“And He took him aside from the multitude, and put His fingers into his ears, and He spit, and touched his tongue; And looking up to Heaven, He sighed, and and saith unto him, Ephphatha, that is, Be opened. And straightway his ears were opened…” (Mark 7:33-35a)
The first part of the opening line of the next verse says “And he charged them…” But it’s not talking about money. He tells them not to make it known what He just did. Because, until you’re strong enough to maintain what Jesus gives–and gives freely, I might add–best to keep your mouth shut. Your ears may be open but the only person to speak to about it is God. This is not an uncommon occurrence. As God should be the One with whom we converse and are conversant, everyone else should fall by the wayside until the former is met. With reference to ceteris paribus (all things equal) until the atmosphere abroad is ready, rejoice that you’re able to hear.
“And when He had said these things, He cried, He that hath ears to hear, let him hear. And His disciples asked Him, saying, What might these parables be?” (Luke 8:8-9)
“And He said, Unto you it is given to know the mysteries of the Kingdom of God: but to others in parables; that seeing they might not see, and hearing they might not understand.” (Luke 8:10)
People see it all. They really do. It’s the condition of our heart that tells whether or not we’re going to be seeing it correctly. The difference between seeing what’s there and missing something is looking. Try this on: Paul says to Titus (1:15), “Unto the pure all things are pure: but unto them that are defiled and unbelieving is nothing pure; but even their mind and conscience is defiled.” If you couple this with his instruction to “overcome evil with good.” (Romans 12:21) The way we see things depends on how dialed in we are to God. To where we see Heaven here on earth.
“Multitudes, multitudes in the valley of decision: for the day of the Lord is near in the valley of decision.” (Joel 3:14)
The Hebrew word for decision is “charuwts“. Strong’s says “properly incised or incisive“. The word (decision) appears twice in the Bible (it’s also translated as “gold” in Psalm 68:13). The Hebrew word for “distinguish”, however, is “biyn“. In Psalm 5:1, David asks God to “consider my meditation”. He’s asking God to sift through his internal processes to where they’re springing from a true source (a true vein as it were). We have no idea the mercy of God expended as a result of wrong thinking and the havoc it wreaks on the world. On, off. Trust and faith and belief. And love. Or not. If you believe in God and want to speak on His behalf, you might consider praying this prior to opening your mouth:
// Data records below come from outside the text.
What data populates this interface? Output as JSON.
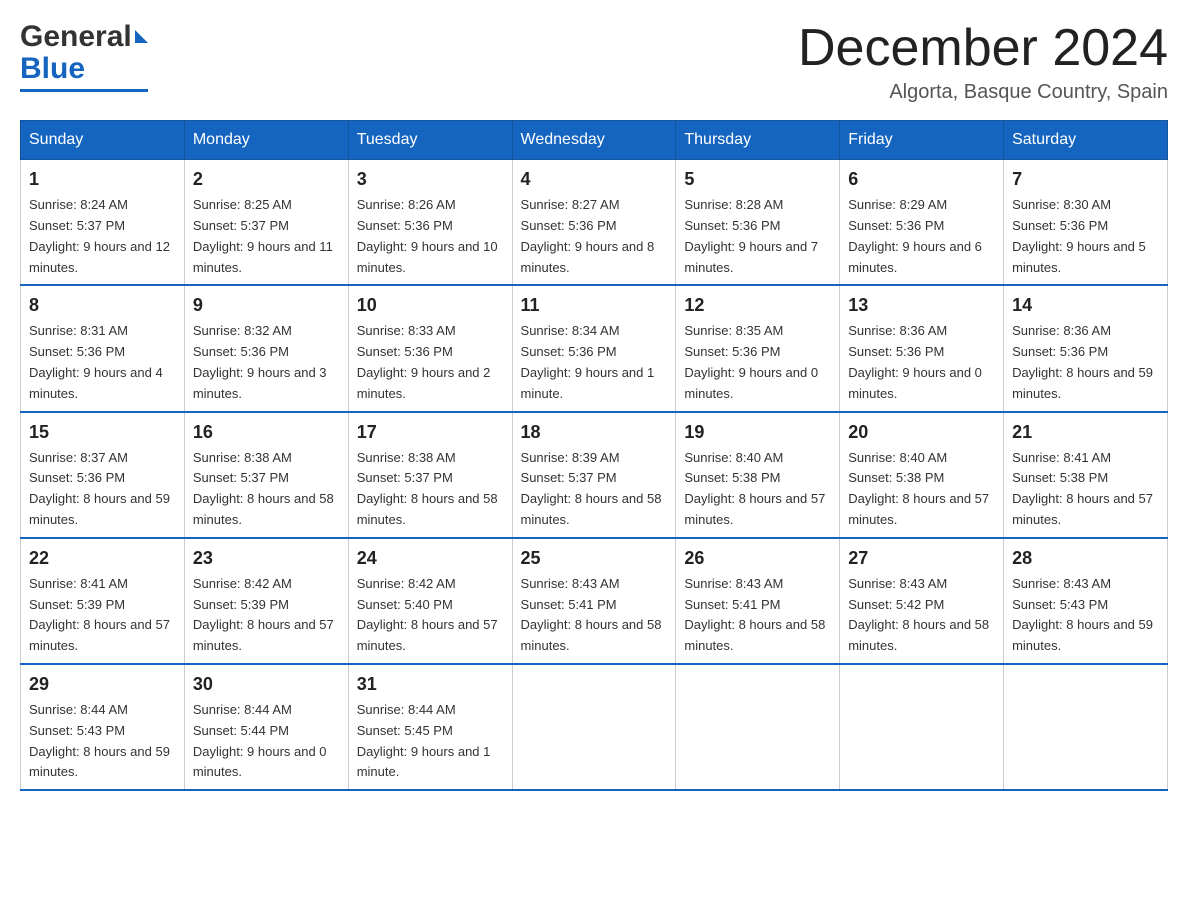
{
  "logo": {
    "general": "General",
    "blue": "Blue"
  },
  "title": "December 2024",
  "subtitle": "Algorta, Basque Country, Spain",
  "days_of_week": [
    "Sunday",
    "Monday",
    "Tuesday",
    "Wednesday",
    "Thursday",
    "Friday",
    "Saturday"
  ],
  "weeks": [
    [
      {
        "day": "1",
        "sunrise": "8:24 AM",
        "sunset": "5:37 PM",
        "daylight": "9 hours and 12 minutes."
      },
      {
        "day": "2",
        "sunrise": "8:25 AM",
        "sunset": "5:37 PM",
        "daylight": "9 hours and 11 minutes."
      },
      {
        "day": "3",
        "sunrise": "8:26 AM",
        "sunset": "5:36 PM",
        "daylight": "9 hours and 10 minutes."
      },
      {
        "day": "4",
        "sunrise": "8:27 AM",
        "sunset": "5:36 PM",
        "daylight": "9 hours and 8 minutes."
      },
      {
        "day": "5",
        "sunrise": "8:28 AM",
        "sunset": "5:36 PM",
        "daylight": "9 hours and 7 minutes."
      },
      {
        "day": "6",
        "sunrise": "8:29 AM",
        "sunset": "5:36 PM",
        "daylight": "9 hours and 6 minutes."
      },
      {
        "day": "7",
        "sunrise": "8:30 AM",
        "sunset": "5:36 PM",
        "daylight": "9 hours and 5 minutes."
      }
    ],
    [
      {
        "day": "8",
        "sunrise": "8:31 AM",
        "sunset": "5:36 PM",
        "daylight": "9 hours and 4 minutes."
      },
      {
        "day": "9",
        "sunrise": "8:32 AM",
        "sunset": "5:36 PM",
        "daylight": "9 hours and 3 minutes."
      },
      {
        "day": "10",
        "sunrise": "8:33 AM",
        "sunset": "5:36 PM",
        "daylight": "9 hours and 2 minutes."
      },
      {
        "day": "11",
        "sunrise": "8:34 AM",
        "sunset": "5:36 PM",
        "daylight": "9 hours and 1 minute."
      },
      {
        "day": "12",
        "sunrise": "8:35 AM",
        "sunset": "5:36 PM",
        "daylight": "9 hours and 0 minutes."
      },
      {
        "day": "13",
        "sunrise": "8:36 AM",
        "sunset": "5:36 PM",
        "daylight": "9 hours and 0 minutes."
      },
      {
        "day": "14",
        "sunrise": "8:36 AM",
        "sunset": "5:36 PM",
        "daylight": "8 hours and 59 minutes."
      }
    ],
    [
      {
        "day": "15",
        "sunrise": "8:37 AM",
        "sunset": "5:36 PM",
        "daylight": "8 hours and 59 minutes."
      },
      {
        "day": "16",
        "sunrise": "8:38 AM",
        "sunset": "5:37 PM",
        "daylight": "8 hours and 58 minutes."
      },
      {
        "day": "17",
        "sunrise": "8:38 AM",
        "sunset": "5:37 PM",
        "daylight": "8 hours and 58 minutes."
      },
      {
        "day": "18",
        "sunrise": "8:39 AM",
        "sunset": "5:37 PM",
        "daylight": "8 hours and 58 minutes."
      },
      {
        "day": "19",
        "sunrise": "8:40 AM",
        "sunset": "5:38 PM",
        "daylight": "8 hours and 57 minutes."
      },
      {
        "day": "20",
        "sunrise": "8:40 AM",
        "sunset": "5:38 PM",
        "daylight": "8 hours and 57 minutes."
      },
      {
        "day": "21",
        "sunrise": "8:41 AM",
        "sunset": "5:38 PM",
        "daylight": "8 hours and 57 minutes."
      }
    ],
    [
      {
        "day": "22",
        "sunrise": "8:41 AM",
        "sunset": "5:39 PM",
        "daylight": "8 hours and 57 minutes."
      },
      {
        "day": "23",
        "sunrise": "8:42 AM",
        "sunset": "5:39 PM",
        "daylight": "8 hours and 57 minutes."
      },
      {
        "day": "24",
        "sunrise": "8:42 AM",
        "sunset": "5:40 PM",
        "daylight": "8 hours and 57 minutes."
      },
      {
        "day": "25",
        "sunrise": "8:43 AM",
        "sunset": "5:41 PM",
        "daylight": "8 hours and 58 minutes."
      },
      {
        "day": "26",
        "sunrise": "8:43 AM",
        "sunset": "5:41 PM",
        "daylight": "8 hours and 58 minutes."
      },
      {
        "day": "27",
        "sunrise": "8:43 AM",
        "sunset": "5:42 PM",
        "daylight": "8 hours and 58 minutes."
      },
      {
        "day": "28",
        "sunrise": "8:43 AM",
        "sunset": "5:43 PM",
        "daylight": "8 hours and 59 minutes."
      }
    ],
    [
      {
        "day": "29",
        "sunrise": "8:44 AM",
        "sunset": "5:43 PM",
        "daylight": "8 hours and 59 minutes."
      },
      {
        "day": "30",
        "sunrise": "8:44 AM",
        "sunset": "5:44 PM",
        "daylight": "9 hours and 0 minutes."
      },
      {
        "day": "31",
        "sunrise": "8:44 AM",
        "sunset": "5:45 PM",
        "daylight": "9 hours and 1 minute."
      },
      null,
      null,
      null,
      null
    ]
  ]
}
“Let the words of my mouth, and the meditation of my heart, be acceptable in Thy sight, O Lord, my strength, and my redeemer.” (Psalm 19:14)